:: Directions for this task ::
The entries that follow are to be duplicated in full, character for character.

:: Study material ::

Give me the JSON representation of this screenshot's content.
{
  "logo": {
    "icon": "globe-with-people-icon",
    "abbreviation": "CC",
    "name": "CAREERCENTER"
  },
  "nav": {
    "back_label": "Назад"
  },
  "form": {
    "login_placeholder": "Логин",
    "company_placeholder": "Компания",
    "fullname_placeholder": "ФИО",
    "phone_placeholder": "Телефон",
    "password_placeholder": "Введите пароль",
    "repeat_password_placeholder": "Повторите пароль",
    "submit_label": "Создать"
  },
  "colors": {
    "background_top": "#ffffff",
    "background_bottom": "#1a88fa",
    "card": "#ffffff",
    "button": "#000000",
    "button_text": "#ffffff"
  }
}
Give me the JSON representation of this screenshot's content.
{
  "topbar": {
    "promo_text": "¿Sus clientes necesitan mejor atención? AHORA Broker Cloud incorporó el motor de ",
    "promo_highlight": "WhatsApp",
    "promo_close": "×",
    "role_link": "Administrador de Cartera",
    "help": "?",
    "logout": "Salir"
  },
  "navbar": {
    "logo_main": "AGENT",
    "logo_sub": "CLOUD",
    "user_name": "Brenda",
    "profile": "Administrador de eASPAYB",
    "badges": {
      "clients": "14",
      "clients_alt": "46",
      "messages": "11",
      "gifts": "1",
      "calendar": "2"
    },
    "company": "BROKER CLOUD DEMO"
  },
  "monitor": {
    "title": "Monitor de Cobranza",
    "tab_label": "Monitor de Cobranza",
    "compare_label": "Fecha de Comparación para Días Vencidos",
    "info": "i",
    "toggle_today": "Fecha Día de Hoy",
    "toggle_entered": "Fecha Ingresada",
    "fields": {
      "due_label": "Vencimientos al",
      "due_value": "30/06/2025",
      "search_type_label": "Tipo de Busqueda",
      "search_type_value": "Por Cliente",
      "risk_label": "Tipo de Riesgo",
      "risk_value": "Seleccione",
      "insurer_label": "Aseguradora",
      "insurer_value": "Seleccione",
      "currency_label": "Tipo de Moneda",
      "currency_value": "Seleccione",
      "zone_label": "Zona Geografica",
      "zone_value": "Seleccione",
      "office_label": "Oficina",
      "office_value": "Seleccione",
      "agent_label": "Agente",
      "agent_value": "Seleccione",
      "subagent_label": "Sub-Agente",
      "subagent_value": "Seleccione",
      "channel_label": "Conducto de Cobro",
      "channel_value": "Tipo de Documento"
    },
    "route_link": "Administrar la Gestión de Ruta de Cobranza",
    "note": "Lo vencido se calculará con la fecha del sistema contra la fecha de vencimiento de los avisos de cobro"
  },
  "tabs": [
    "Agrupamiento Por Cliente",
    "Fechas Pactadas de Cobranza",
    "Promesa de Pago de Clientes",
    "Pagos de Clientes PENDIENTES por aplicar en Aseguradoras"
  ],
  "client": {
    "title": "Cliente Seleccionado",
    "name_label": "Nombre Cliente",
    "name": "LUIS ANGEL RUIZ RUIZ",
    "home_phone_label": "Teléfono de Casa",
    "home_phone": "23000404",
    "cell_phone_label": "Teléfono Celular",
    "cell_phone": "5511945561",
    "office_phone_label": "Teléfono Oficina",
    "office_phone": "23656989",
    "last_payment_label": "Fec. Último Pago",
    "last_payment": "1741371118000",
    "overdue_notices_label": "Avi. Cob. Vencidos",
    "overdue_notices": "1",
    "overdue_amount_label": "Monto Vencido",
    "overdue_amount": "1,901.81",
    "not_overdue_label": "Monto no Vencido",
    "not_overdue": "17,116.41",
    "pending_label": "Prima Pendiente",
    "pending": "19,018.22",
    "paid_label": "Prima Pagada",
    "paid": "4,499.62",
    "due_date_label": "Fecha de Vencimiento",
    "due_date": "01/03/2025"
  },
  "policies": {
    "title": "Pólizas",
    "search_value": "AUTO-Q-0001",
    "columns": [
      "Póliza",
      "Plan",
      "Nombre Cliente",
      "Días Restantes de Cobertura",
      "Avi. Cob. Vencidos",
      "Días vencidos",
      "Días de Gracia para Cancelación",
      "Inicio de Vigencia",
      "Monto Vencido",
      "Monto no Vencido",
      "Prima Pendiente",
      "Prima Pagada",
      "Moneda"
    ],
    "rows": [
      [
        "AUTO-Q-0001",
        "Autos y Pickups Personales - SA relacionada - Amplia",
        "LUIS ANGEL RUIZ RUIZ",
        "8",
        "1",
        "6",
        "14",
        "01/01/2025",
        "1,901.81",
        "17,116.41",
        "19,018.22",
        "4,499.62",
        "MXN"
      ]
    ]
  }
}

:: Response ::
Give me the JSON representation of this screenshot's content.
{
  "logo": {
    "icon": "globe-with-people-icon",
    "abbreviation": "CC",
    "name": "CAREERCENTER"
  },
  "nav": {
    "back_label": "Назад"
  },
  "form": {
    "login_placeholder": "Логин",
    "company_placeholder": "Компания",
    "fullname_placeholder": "ФИО",
    "phone_placeholder": "Телефон",
    "password_placeholder": "Введите пароль",
    "repeat_password_placeholder": "Повторите пароль",
    "submit_label": "Создать"
  },
  "colors": {
    "background_top": "#ffffff",
    "background_bottom": "#1a88fa",
    "card": "#ffffff",
    "button": "#000000",
    "button_text": "#ffffff"
  }
}
Give me the JSON representation of this screenshot's content.
{
  "topbar": {
    "promo_text": "¿Sus clientes necesitan mejor atención? AHORA Broker Cloud incorporó el motor de ",
    "promo_highlight": "WhatsApp",
    "promo_close": "×",
    "role_link": "Administrador de Cartera",
    "help": "?",
    "logout": "Salir"
  },
  "navbar": {
    "logo_main": "AGENT",
    "logo_sub": "CLOUD",
    "user_name": "Brenda",
    "profile": "Administrador de eASPAYB",
    "badges": {
      "clients": "14",
      "clients_alt": "46",
      "messages": "11",
      "gifts": "1",
      "calendar": "2"
    },
    "company": "BROKER CLOUD DEMO"
  },
  "monitor": {
    "title": "Monitor de Cobranza",
    "tab_label": "Monitor de Cobranza",
    "compare_label": "Fecha de Comparación para Días Vencidos",
    "info": "i",
    "toggle_today": "Fecha Día de Hoy",
    "toggle_entered": "Fecha Ingresada",
    "fields": {
      "due_label": "Vencimientos al",
      "due_value": "30/06/2025",
      "search_type_label": "Tipo de Busqueda",
      "search_type_value": "Por Cliente",
      "risk_label": "Tipo de Riesgo",
      "risk_value": "Seleccione",
      "insurer_label": "Aseguradora",
      "insurer_value": "Seleccione",
      "currency_label": "Tipo de Moneda",
      "currency_value": "Seleccione",
      "zone_label": "Zona Geografica",
      "zone_value": "Seleccione",
      "office_label": "Oficina",
      "office_value": "Seleccione",
      "agent_label": "Agente",
      "agent_value": "Seleccione",
      "subagent_label": "Sub-Agente",
      "subagent_value": "Seleccione",
      "channel_label": "Conducto de Cobro",
      "channel_value": "Tipo de Documento"
    },
    "route_link": "Administrar la Gestión de Ruta de Cobranza",
    "note": "Lo vencido se calculará con la fecha del sistema contra la fecha de vencimiento de los avisos de cobro"
  },
  "tabs": [
    "Agrupamiento Por Cliente",
    "Fechas Pactadas de Cobranza",
    "Promesa de Pago de Clientes",
    "Pagos de Clientes PENDIENTES por aplicar en Aseguradoras"
  ],
  "client": {
    "title": "Cliente Seleccionado",
    "name_label": "Nombre Cliente",
    "name": "LUIS ANGEL RUIZ RUIZ",
    "home_phone_label": "Teléfono de Casa",
    "home_phone": "23000404",
    "cell_phone_label": "Teléfono Celular",
    "cell_phone": "5511945561",
    "office_phone_label": "Teléfono Oficina",
    "office_phone": "23656989",
    "last_payment_label": "Fec. Último Pago",
    "last_payment": "1741371118000",
    "overdue_notices_label": "Avi. Cob. Vencidos",
    "overdue_notices": "1",
    "overdue_amount_label": "Monto Vencido",
    "overdue_amount": "1,901.81",
    "not_overdue_label": "Monto no Vencido",
    "not_overdue": "17,116.41",
    "pending_label": "Prima Pendiente",
    "pending": "19,018.22",
    "paid_label": "Prima Pagada",
    "paid": "4,499.62",
    "due_date_label": "Fecha de Vencimiento",
    "due_date": "01/03/2025"
  },
  "policies": {
    "title": "Pólizas",
    "search_value": "AUTO-Q-0001",
    "columns": [
      "Póliza",
      "Plan",
      "Nombre Cliente",
      "Días Restantes de Cobertura",
      "Avi. Cob. Vencidos",
      "Días vencidos",
      "Días de Gracia para Cancelación",
      "Inicio de Vigencia",
      "Monto Vencido",
      "Monto no Vencido",
      "Prima Pendiente",
      "Prima Pagada",
      "Moneda"
    ],
    "rows": [
      [
        "AUTO-Q-0001",
        "Autos y Pickups Personales - SA relacionada - Amplia",
        "LUIS ANGEL RUIZ RUIZ",
        "8",
        "1",
        "6",
        "14",
        "01/01/2025",
        "1,901.81",
        "17,116.41",
        "19,018.22",
        "4,499.62",
        "MXN"
      ]
    ]
  }
}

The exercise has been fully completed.